“Your family sacrificed a lot for you?” Khotso gave Modi a curious look. “Like they sent you to a pricey private school or something?”
“No, it’s just … I got sick.” Modi couldn’t stop her voice dragging, its usual liveliness lost. “And being sick is an expensive business.”
And even now that she was feeling fine, the illness was still costing money, and would for pretty much the rest of her life. That terrible year had cast a long shadow. Modi hated thinking about it.
Maybe Khotso sensed that, because after a sympathetic exclamation, he changed the subject.
They had a lot in common, Modi discovered. Khotso had also been independent, working long hours at various jobs to set himself up to go into business with his two partners.
He was warm, witty and confident, and she loved listening to him. She felt a sense of loss when, at the theatre, they had to stop talking because the show was beginning. However, she was soon lost in the spectacle of colour, movement and sound that had brought audiences to their feet around the world.
“Where should we go now?” Khotso said when it was over and they were making their way out of the theatre. “Not a club. Somewhere we can hear each other talk.”
The place they chose had tables inside and out, and a reputation for unusual drinks.
“And a platter for sharing?” Khotso suggested. “Do you eat Mexican?”
‘I eat everything.” Modi was enthusiastic, forever grateful that she was healthy enough these days to enjoy her food, although she mostly tried to eat healthily.
“I like that.” Khotso’s eyes sparkled.
As they sipped their drinks, Modi was surprised and impressed to realise that he wanted to talk about her and her ambitions, rather than about himself. He really was something rare and special.
And she would enjoy him to the max, if this date led to anything. She just had to be careful not to fall in love with him.
And not only because he was a playboy.
“So the cabin crew thing?” he prompted at one point. “Tell me more.”
“It’s so much more than the service or hospitality job a lot of people think it is.” Modi was eager to share her knowledge. “The training includes so many safety aspects. When I’m qualified, I’ll be looking after people, helping them, keeping a trained eye open for anything wrong.”
“Care in the air! I guess you must really like people to want to do that for them,” Khotso said.
“And I like you, Modiegi.”
It was amazing, the way he came across as both flirty and serious at the same time.
“Most people just call me Modi,” she said.
A young child at a nearby table started crying loudly.

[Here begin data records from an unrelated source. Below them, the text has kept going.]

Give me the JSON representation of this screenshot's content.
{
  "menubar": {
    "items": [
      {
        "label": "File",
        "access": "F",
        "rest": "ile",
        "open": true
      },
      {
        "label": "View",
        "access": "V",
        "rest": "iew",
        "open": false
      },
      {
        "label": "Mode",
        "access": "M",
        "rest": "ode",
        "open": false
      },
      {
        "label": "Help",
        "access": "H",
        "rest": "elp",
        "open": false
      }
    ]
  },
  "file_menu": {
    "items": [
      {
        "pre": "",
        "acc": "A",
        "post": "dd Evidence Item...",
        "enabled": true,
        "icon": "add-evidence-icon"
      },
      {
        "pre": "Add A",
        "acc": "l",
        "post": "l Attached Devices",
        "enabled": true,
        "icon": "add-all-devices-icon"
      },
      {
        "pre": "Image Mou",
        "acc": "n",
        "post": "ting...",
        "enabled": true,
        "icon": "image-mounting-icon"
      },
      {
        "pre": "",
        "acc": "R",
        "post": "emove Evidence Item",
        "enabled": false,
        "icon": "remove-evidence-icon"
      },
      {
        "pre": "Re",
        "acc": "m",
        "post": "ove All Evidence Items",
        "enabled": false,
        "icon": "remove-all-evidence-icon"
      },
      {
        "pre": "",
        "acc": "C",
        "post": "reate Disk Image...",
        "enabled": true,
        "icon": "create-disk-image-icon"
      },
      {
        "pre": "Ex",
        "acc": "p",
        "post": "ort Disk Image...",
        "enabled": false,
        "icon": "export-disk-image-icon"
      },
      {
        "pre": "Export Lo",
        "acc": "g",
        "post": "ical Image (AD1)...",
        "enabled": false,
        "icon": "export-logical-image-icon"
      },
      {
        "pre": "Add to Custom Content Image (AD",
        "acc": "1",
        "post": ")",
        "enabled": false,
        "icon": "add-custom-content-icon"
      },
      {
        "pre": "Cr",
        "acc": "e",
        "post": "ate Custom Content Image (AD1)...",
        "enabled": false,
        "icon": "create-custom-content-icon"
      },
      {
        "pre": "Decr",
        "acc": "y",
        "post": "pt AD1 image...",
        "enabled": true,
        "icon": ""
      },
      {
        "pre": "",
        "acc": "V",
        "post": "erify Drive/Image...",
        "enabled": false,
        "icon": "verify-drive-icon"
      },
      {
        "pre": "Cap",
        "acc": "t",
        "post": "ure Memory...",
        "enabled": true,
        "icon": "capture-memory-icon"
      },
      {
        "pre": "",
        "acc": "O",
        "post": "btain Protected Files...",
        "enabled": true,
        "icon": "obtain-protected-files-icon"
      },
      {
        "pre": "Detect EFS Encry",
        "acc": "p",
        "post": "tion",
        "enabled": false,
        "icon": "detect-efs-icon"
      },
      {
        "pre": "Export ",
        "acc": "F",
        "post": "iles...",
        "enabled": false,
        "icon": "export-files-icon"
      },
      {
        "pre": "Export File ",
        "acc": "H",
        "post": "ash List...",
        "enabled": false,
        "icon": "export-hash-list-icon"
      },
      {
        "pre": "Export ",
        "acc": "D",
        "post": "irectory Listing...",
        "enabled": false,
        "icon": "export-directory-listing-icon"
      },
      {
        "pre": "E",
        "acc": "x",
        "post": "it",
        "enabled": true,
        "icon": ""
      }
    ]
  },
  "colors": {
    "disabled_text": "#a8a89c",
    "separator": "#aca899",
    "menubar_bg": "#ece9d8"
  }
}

Khotso glanced at the wailing child, then shook his head when a man, clearly the father, gave the little boy a hard whack – which made him cry even louder.
“Poor kid shouldn’t be out this late,” Khotso said. “He’s overtired. Man, I’m never going to hit my children.”
Shocked, Modi stared at him. His children? That didn’t sound like a bachelor playboy.
Tell us what you think: Maybe Khotso isn’t such a playa after all. Should Modi get out now, seeing she doesn’t want a serious relationship?